You take pride in your work. You have stuck with your company and helped it grow. You have perfected your skills, fulfilled your responsibilities, helped your coworkers improve, all in all, done your job better than anyone could ask for, year in, year out. Suddenly, you dread every hour you spend at your job. It’s time for a wake-up call: You are a valuable employee, and you can be a valuable employee somewhere else.
What turns senior employees into jobseekers?
Difficulties workers face at their position are many and varied. Long-term employees are not exempt from them. On the contrary, their years of dedication and reluctance to leave amplify the issues they have. It’s not easy to give up on something you’ve put a lot of time into, and it’s even harder to imagine what can replace it.
Let’s take a look at some of the problems senior workers experience.
Feeling overwhelmed by changes

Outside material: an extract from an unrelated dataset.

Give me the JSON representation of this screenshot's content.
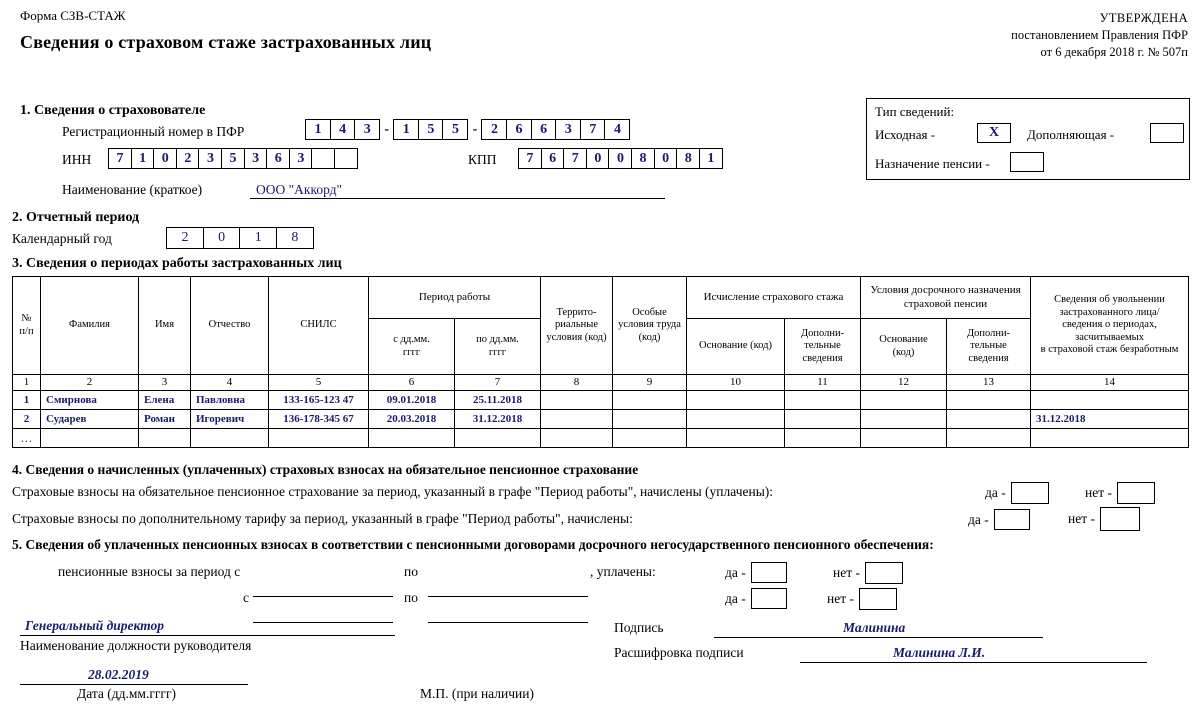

There’s a myth that long-term employees are resistant to workplace innovation. That’s just what it is: a myth. If you feel you can’t keep up, after years of great performance, chances are it’s not your fault. You know all the nooks and crannies of your position, and if you still do your best, you wouldn’t find it hard to adapt. It’s up to the management and the company to help you do that. If they are implementing changes over your head, without hearing your input or letting you understand them, it’s a sign they are taking their best employees for granted.
The youngster threat
It’s a positive thing to be challenged at work. Feeling threatened is not. Do you feel there’s a constant silent conflict between the new arrivals and the old guard? Do you feel your experience and knowledge are looked over in favour of the new blood? That doesn’t mean you’re getting rusty. In every company, there needs to be an understanding and a positive level of cooperation between old workers and new employees. Everything else is a toxic work environment, that doesn’t benefit anyone.
Dead-ends and deaf management
There aren’t many things more harmful for a long-term employee’s happiness than his voice not being heard. They know a lot, not just about their job, but about the way the company breathes. If you find your comments, insight, and concerns are falling on deaf ears, or you see no way forward for your career, then your dedication and contribution are not being respected.
Magic word: underappreciation
That’s exactly what it all boils down to – not being respected. According to a study by Randstad US, 60% of workers are considering quitting their jobs or have already done so because of that very reason. Don’t put up with not being appreciated. You have the skills, you have the knowledge and experience.
Fighting your way between the youngsters in the company and the management, you feel like you’ve hit a wall and maybe it’s time you looked into other options?